§ WORK REQUIRED
Omit every picture, then return each line of the data below exactly.

STORED DATA Start Marker

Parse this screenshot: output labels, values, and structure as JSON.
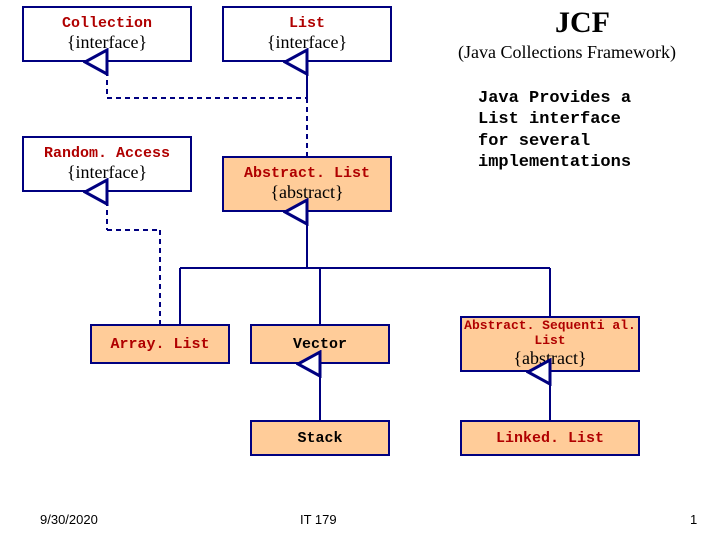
{
  "title": {
    "text": "JCF",
    "subtitle": "(Java Collections Framework)"
  },
  "description": "Java Provides a\nList interface\nfor several\nimplementations",
  "nodes": {
    "collection": {
      "name": "Collection",
      "stereo": "{interface}"
    },
    "list": {
      "name": "List",
      "stereo": "{interface}"
    },
    "randomaccess": {
      "name": "Random. Access",
      "stereo": "{interface}"
    },
    "abstractlist": {
      "name": "Abstract. List",
      "stereo": "{abstract}"
    },
    "arraylist": {
      "name": "Array. List"
    },
    "vector": {
      "name": "Vector"
    },
    "abstractseqlist": {
      "name": "Abstract. Sequenti al. List",
      "stereo": "{abstract}"
    },
    "stack": {
      "name": "Stack"
    },
    "linkedlist": {
      "name": "Linked. List"
    }
  },
  "footer": {
    "date": "9/30/2020",
    "course": "IT 179",
    "page": "1"
  },
  "chart_data": {
    "type": "table",
    "diagram_kind": "uml-class-hierarchy",
    "nodes": [
      {
        "id": "Collection",
        "stereotype": "interface"
      },
      {
        "id": "List",
        "stereotype": "interface"
      },
      {
        "id": "RandomAccess",
        "stereotype": "interface"
      },
      {
        "id": "AbstractList",
        "stereotype": "abstract"
      },
      {
        "id": "ArrayList"
      },
      {
        "id": "Vector"
      },
      {
        "id": "AbstractSequentialList",
        "stereotype": "abstract"
      },
      {
        "id": "Stack"
      },
      {
        "id": "LinkedList"
      }
    ],
    "edges": [
      {
        "from": "List",
        "to": "Collection",
        "kind": "extends",
        "dashed": true
      },
      {
        "from": "AbstractList",
        "to": "List",
        "kind": "implements",
        "dashed": true
      },
      {
        "from": "ArrayList",
        "to": "RandomAccess",
        "kind": "implements",
        "dashed": true
      },
      {
        "from": "ArrayList",
        "to": "AbstractList",
        "kind": "extends",
        "dashed": false
      },
      {
        "from": "Vector",
        "to": "AbstractList",
        "kind": "extends",
        "dashed": false
      },
      {
        "from": "AbstractSequentialList",
        "to": "AbstractList",
        "kind": "extends",
        "dashed": false
      },
      {
        "from": "Stack",
        "to": "Vector",
        "kind": "extends",
        "dashed": false
      },
      {
        "from": "LinkedList",
        "to": "AbstractSequentialList",
        "kind": "extends",
        "dashed": false
      }
    ]
  }
}
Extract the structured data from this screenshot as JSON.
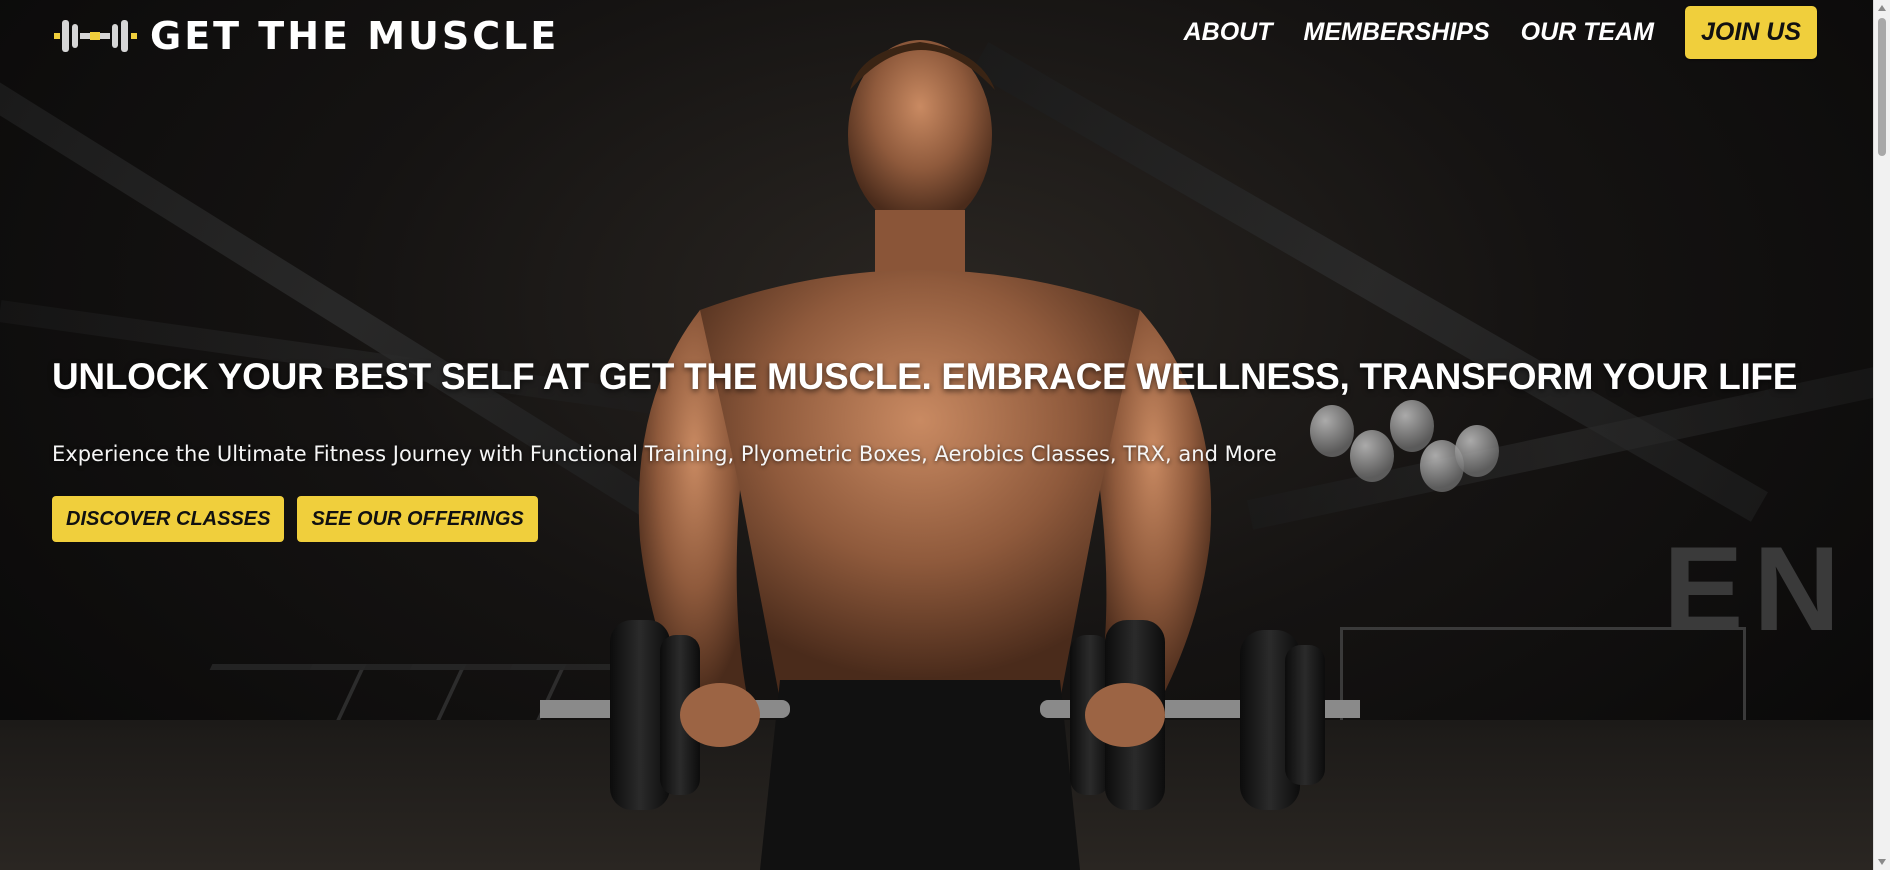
{
  "brand": {
    "name": "GET THE MUSCLE",
    "logo_icon": "dumbbell-icon"
  },
  "nav": {
    "items": [
      {
        "label": "ABOUT"
      },
      {
        "label": "MEMBERSHIPS"
      },
      {
        "label": "OUR TEAM"
      }
    ],
    "cta_label": "JOIN US"
  },
  "hero": {
    "headline": "UNLOCK YOUR BEST SELF AT GET THE MUSCLE. EMBRACE WELLNESS, TRANSFORM YOUR LIFE",
    "subtitle": "Experience the Ultimate Fitness Journey with Functional Training, Plyometric Boxes, Aerobics Classes, TRX, and More",
    "buttons": [
      {
        "label": "DISCOVER CLASSES"
      },
      {
        "label": "SEE OUR OFFERINGS"
      }
    ]
  },
  "colors": {
    "accent": "#f0cf3c",
    "text": "#ffffff",
    "background": "#0b0b0b"
  }
}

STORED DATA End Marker

§ SOLUTION BELOW
Parse this screenshot: output labels, values, and structure as JSON.
{
  "title": {
    "text": "JCF",
    "subtitle": "(Java Collections Framework)"
  },
  "description": "Java Provides a\nList interface\nfor several\nimplementations",
  "nodes": {
    "collection": {
      "name": "Collection",
      "stereo": "{interface}"
    },
    "list": {
      "name": "List",
      "stereo": "{interface}"
    },
    "randomaccess": {
      "name": "Random. Access",
      "stereo": "{interface}"
    },
    "abstractlist": {
      "name": "Abstract. List",
      "stereo": "{abstract}"
    },
    "arraylist": {
      "name": "Array. List"
    },
    "vector": {
      "name": "Vector"
    },
    "abstractseqlist": {
      "name": "Abstract. Sequenti al. List",
      "stereo": "{abstract}"
    },
    "stack": {
      "name": "Stack"
    },
    "linkedlist": {
      "name": "Linked. List"
    }
  },
  "footer": {
    "date": "9/30/2020",
    "course": "IT 179",
    "page": "1"
  },
  "chart_data": {
    "type": "table",
    "diagram_kind": "uml-class-hierarchy",
    "nodes": [
      {
        "id": "Collection",
        "stereotype": "interface"
      },
      {
        "id": "List",
        "stereotype": "interface"
      },
      {
        "id": "RandomAccess",
        "stereotype": "interface"
      },
      {
        "id": "AbstractList",
        "stereotype": "abstract"
      },
      {
        "id": "ArrayList"
      },
      {
        "id": "Vector"
      },
      {
        "id": "AbstractSequentialList",
        "stereotype": "abstract"
      },
      {
        "id": "Stack"
      },
      {
        "id": "LinkedList"
      }
    ],
    "edges": [
      {
        "from": "List",
        "to": "Collection",
        "kind": "extends",
        "dashed": true
      },
      {
        "from": "AbstractList",
        "to": "List",
        "kind": "implements",
        "dashed": true
      },
      {
        "from": "ArrayList",
        "to": "RandomAccess",
        "kind": "implements",
        "dashed": true
      },
      {
        "from": "ArrayList",
        "to": "AbstractList",
        "kind": "extends",
        "dashed": false
      },
      {
        "from": "Vector",
        "to": "AbstractList",
        "kind": "extends",
        "dashed": false
      },
      {
        "from": "AbstractSequentialList",
        "to": "AbstractList",
        "kind": "extends",
        "dashed": false
      },
      {
        "from": "Stack",
        "to": "Vector",
        "kind": "extends",
        "dashed": false
      },
      {
        "from": "LinkedList",
        "to": "AbstractSequentialList",
        "kind": "extends",
        "dashed": false
      }
    ]
  }
}
Extract the structured data from this screenshot as JSON.
{
  "brand": {
    "name": "GET THE MUSCLE",
    "logo_icon": "dumbbell-icon"
  },
  "nav": {
    "items": [
      {
        "label": "ABOUT"
      },
      {
        "label": "MEMBERSHIPS"
      },
      {
        "label": "OUR TEAM"
      }
    ],
    "cta_label": "JOIN US"
  },
  "hero": {
    "headline": "UNLOCK YOUR BEST SELF AT GET THE MUSCLE. EMBRACE WELLNESS, TRANSFORM YOUR LIFE",
    "subtitle": "Experience the Ultimate Fitness Journey with Functional Training, Plyometric Boxes, Aerobics Classes, TRX, and More",
    "buttons": [
      {
        "label": "DISCOVER CLASSES"
      },
      {
        "label": "SEE OUR OFFERINGS"
      }
    ]
  },
  "colors": {
    "accent": "#f0cf3c",
    "text": "#ffffff",
    "background": "#0b0b0b"
  }
}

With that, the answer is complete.